No matter who presents, or what time of the day or night they present at, someone will be at Edel House to greet them.
“Again, it's rare enough for a woman to come here in the middle of the night, but it does happen. And in those circumstances they are quite often very upset because something will have just happened. We have two sleep over staff every night, so they would be there to help,” said Colette.
“We'd bring them in and try and source them something here or give them information.”
One problem, however, is that the shelter does not accommodate male children over the age of 13.
“Initially I did query that rule, and we did take slightly older boys. But it just didn't work. For older boys to be contained within Edel House just wasn't possible. It almost became dangerous because they had a frustration and an anxiety which could not survive in one room with mom and siblings,” said Colette.
“So, for their own well-being, this isn't the best place for them. They stay in hotels and in B&Bs with their mother instead, and we support them there. We also have apartments we can put them in if they are not occupied. Those are a great option for families with children we can't take into Edel House.
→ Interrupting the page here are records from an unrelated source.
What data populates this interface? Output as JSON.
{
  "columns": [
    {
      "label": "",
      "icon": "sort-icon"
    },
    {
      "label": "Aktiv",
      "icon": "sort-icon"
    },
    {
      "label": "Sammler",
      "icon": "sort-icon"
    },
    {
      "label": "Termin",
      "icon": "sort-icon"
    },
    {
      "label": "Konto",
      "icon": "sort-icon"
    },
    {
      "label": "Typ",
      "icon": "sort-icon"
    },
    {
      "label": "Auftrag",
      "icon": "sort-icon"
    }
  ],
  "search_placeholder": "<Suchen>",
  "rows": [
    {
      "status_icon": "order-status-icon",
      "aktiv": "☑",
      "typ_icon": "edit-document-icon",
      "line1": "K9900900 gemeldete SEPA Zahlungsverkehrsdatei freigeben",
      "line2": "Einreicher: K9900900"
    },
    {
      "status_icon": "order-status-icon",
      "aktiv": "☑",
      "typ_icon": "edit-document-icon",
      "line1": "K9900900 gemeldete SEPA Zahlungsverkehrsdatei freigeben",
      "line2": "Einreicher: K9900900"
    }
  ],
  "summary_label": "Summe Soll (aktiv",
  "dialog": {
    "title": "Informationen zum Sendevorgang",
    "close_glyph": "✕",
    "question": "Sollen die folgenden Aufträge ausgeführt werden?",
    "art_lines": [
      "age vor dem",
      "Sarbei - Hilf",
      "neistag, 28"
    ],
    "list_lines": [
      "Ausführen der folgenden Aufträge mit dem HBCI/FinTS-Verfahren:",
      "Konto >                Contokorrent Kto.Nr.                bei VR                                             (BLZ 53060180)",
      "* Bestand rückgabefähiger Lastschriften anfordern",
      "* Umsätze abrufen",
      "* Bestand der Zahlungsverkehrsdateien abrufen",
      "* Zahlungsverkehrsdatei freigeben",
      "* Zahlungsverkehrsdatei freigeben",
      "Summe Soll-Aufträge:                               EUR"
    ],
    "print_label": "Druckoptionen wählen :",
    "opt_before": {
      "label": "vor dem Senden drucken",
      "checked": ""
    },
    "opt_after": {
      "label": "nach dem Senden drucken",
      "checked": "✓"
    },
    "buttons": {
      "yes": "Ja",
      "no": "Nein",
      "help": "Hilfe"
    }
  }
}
We would hope there would be more like them into the future as well.”
While residents of Edel House generally abide by the rules, a number of the women housed within its walls are battling with drug and alcohol addiction.
Though the staff are conscious of this and afford compassion to these individuals, there are strict rules around drug and alcohol use.
In the past, residents have been ejected as a result of breaking these rules.
“We are very strict on that. We have to be. There are 23 children here and we have a duty of care to them. We have to protect them and make sure they're safe within their experience of homelessness,” said Edel House manager Colette Foster.
“But it's not that somebody would be discharged to the streets, we would refer them back to the homeless persons unit or something like that. But yes, we do have strict rules around drug and alcohol use, and they are enforced. If you have one rule for one person and another rule for someone else then it will just become unmanageable.”
In general, Colette said she would love to employ a person on site to help residents with drug addiction, alcoholism, and mental health issues.
“We have had experiences of women coming in here and maybe their children have been taken into care, or maybe they've just handed over their last bottle of wine, for example, and they want to change their lives. And we know this, but we're just kind of struggling then to get them into different services,” she said.
“Addiction and mental health are the two really that we struggle with. We're trying to accommodate people who are trying to battle addictions or are trying to mind their mental health but they're not necessarily linked in to services. If we had somebody in-house who could just help us by helping the women that are here, that would be fantastic.”
Colette said the knock-on effect would be that people are able to deal with their issues faster, and exit homelessness quicker – and that this would then free up beds for emergency situations.
“It would make a lot more sense. Hopefully, we will be able to provide that in the future.”
This is a vision shared by Good Shepherd Cork CEO Allison Aldred.
“I'd like to see us being able to access more funding to expand the services. It would be great for us to be able to provide addiction support within the service. A proportion of the women within the service have addiction problems and a proportion have mental health problems and it would be really valuable for us to be able to employ somebody to provide that support in-house,” she said.
“It would be terrific because the services out there are really overstretched. So we're sending people with mental health issues to a mental health service, knowing it's really overstretched and that they may not be seen for months. That's what I'd like going forward, to be able to make the case for the additional resources that would allow us to provide more dedicated services within Good Shepherd Cork to help the women that we work with. More of that continuum of care.”